Eileen St. Pierre, The Everyday Financial Planner
The failure of the House of Representatives to pass the initial Affordable Care Act (ACA) or Obamacare “repeal and replace” bill has left more questions than answers. As it stands now, the ACA is still in force. This means the individual mandate that requires all Americans to have health insurance still stands, unless you qualify for an exemption. However, an executive order signed on January 20 to reduce the burden of the ACA has made things a lot murkier.
You are now allowed to file a “silent” 2016 federal income tax return.
Before this executive order, the IRS was automatically rejecting 2016 returns where the taxpayer failed to indicate health insurance coverage. After the order, the IRS starting accepting “silent” returns where the box essentially goes unchecked. By not indicating whether or not you had mandated health insurance, taxpayers can avoid paying the penalty, also referred to as the shared responsibility payment. If you still plan on using a paid tax preparer to file your 2016 taxes (the deadline is April 18), keep in mind that not all preparers will file a silent return for you.
You are still required to pay the penalty.
Be prepared for the IRS to send you a notice, asking for more information regarding your health insurance coverage. You could also face an increased risk of audit. Depending on how the politics work out later this year, you may still have to pay the penalty. The IRS is not allowed to garnish your wages if you do not pay it, but they can deduct it from future tax refunds.
The penalty for not having coverage in 2016 can be steep.
The penalty is calculated two different ways – per person or as a % of income. You pay the higher amount:
- $695 per adult + $347.50 per child under age 18, up to a maximum of $2085
- 2.5% of household income, up to a maximum of the yearly premium for the national average price of a Bronze plan sold through the Marketplace

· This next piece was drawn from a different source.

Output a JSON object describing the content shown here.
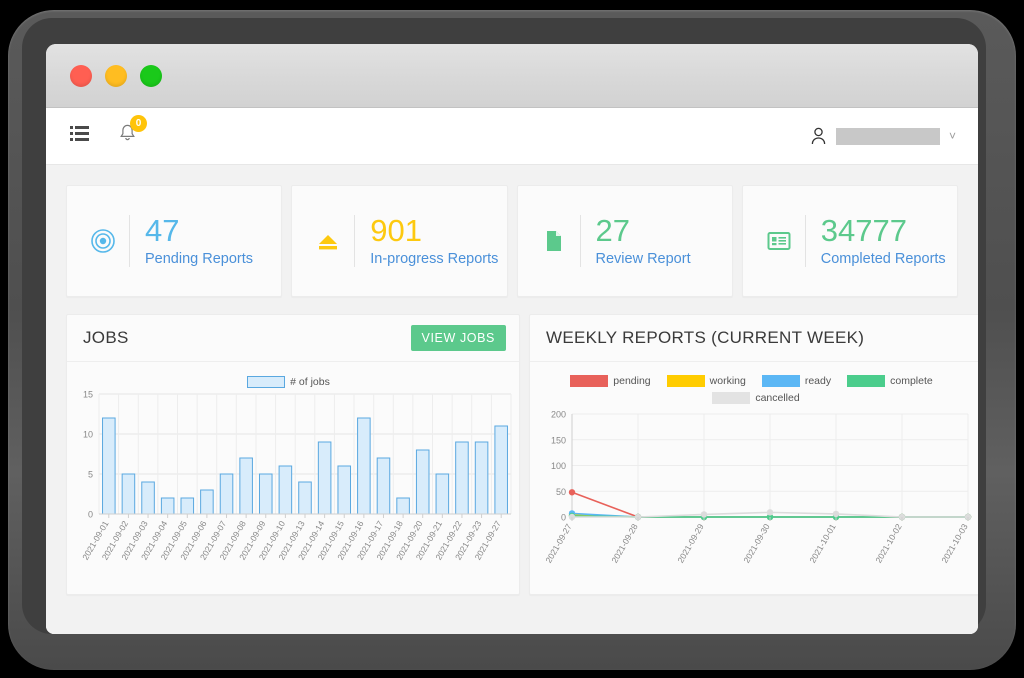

Expect things to get even more confusing as the open enrollment period for 2018 approaches this fall. I will do my best to keep you up to date.